Consultant experience

Working for one of the many consultants that architects regularly collaborate with can be viewed as valuable experience when going for a job in a traditional firm. My own workplace has staff who have ‘done time’ in allied fields and the additional knowledge that this brings to our practice is highly respected.

  • Interior design firms
  • Engineering (structural, mechanical, electrical, hydraulic, civil etc.)
  • Town-planning, councils or certifiers/building surveyors
  • Landscape designers
  • Energy assessors

It’s really important that you understand the extent of your capabilities if you decide to freelance, but that doesn’t mean there aren’t great low-risk opportunities around. Just remember that if you are freelancing you need an ABN and will have to pay tax on your business income, and that you are liable for the work you produce and any expertise that you present.

If you’re operating in any kind of design/advice/instructional capacity, you will need professional indemnity insurance, or be clear on whether you’re covered under the insurance of a firm you might be working for.

The bonus of freelancing is that you can potentially do lots of little jobs for a range of businesses or clients, rather than a firm having to commit to your ongoing employment. It can be a great way to get a foot in the door and build your network. You can either approach firms and offer your services (be sure to show them a demonstration), use your personal networks and market your skills online, or use recruitment companies and platforms.

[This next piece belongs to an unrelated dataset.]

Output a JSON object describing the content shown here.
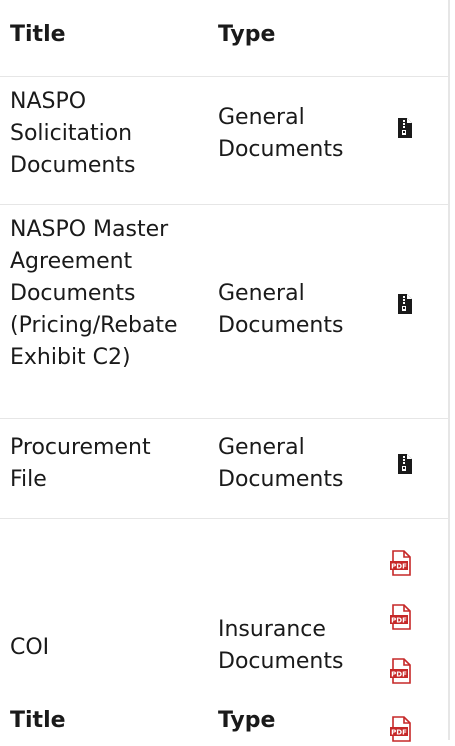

  • Rendering and photoshopping for design firms
  • Model making for design firms
  • Drafting for design firms
  • Graphic design for design firms or the general public
  • Organising material library or short-engagement admin services for design firms
  • Tutoring other students in software that you’re good at
  • Architectural photography
  • Video production as promotional or educational material for design firms (many firms are struggling with this at the moment)
  • Product design and manufacture (your design and model making skills may be put to an entrepreneurial use?)

There are a few other remaining options that may not be as available or lucrative but it would be remiss of me to leave them out:

  • Teaching in an architecture or building design program
  • Working in architecture media (magazines, blogs, podcasts) or starting your own

There’s no reason to feel helpless or delayed in your career if you can’t get the type of job you want right now. We’ve been relatively spoilt the last few years (since things picked up after the GFC) and you may need to sidestep for a while before landing your dream job. Make your plan B job something that offers the kind of learning, development and insight that interests you or that you think you need. Don’t fear that a detour will look unfavourable on your resume – in the current climate, firms will understand. In my opinion, there’s almost no experience that is irrelevant when working as an architect.

Sarah Lebner is the Principal Architect at Light House Architecture and Science in Canberra. She is the founder of My First Architecture Job, an online resource for students and graduates bridging study and practice, and recently published her book 101 Things I Didn’t Learn in Architecture School; And wish I had known before my first job. Sarah was awarded the ACT Emerging Architect 2020 prize by the Australian Institute of Architects.

Photo: Caleb Jones, Unsplash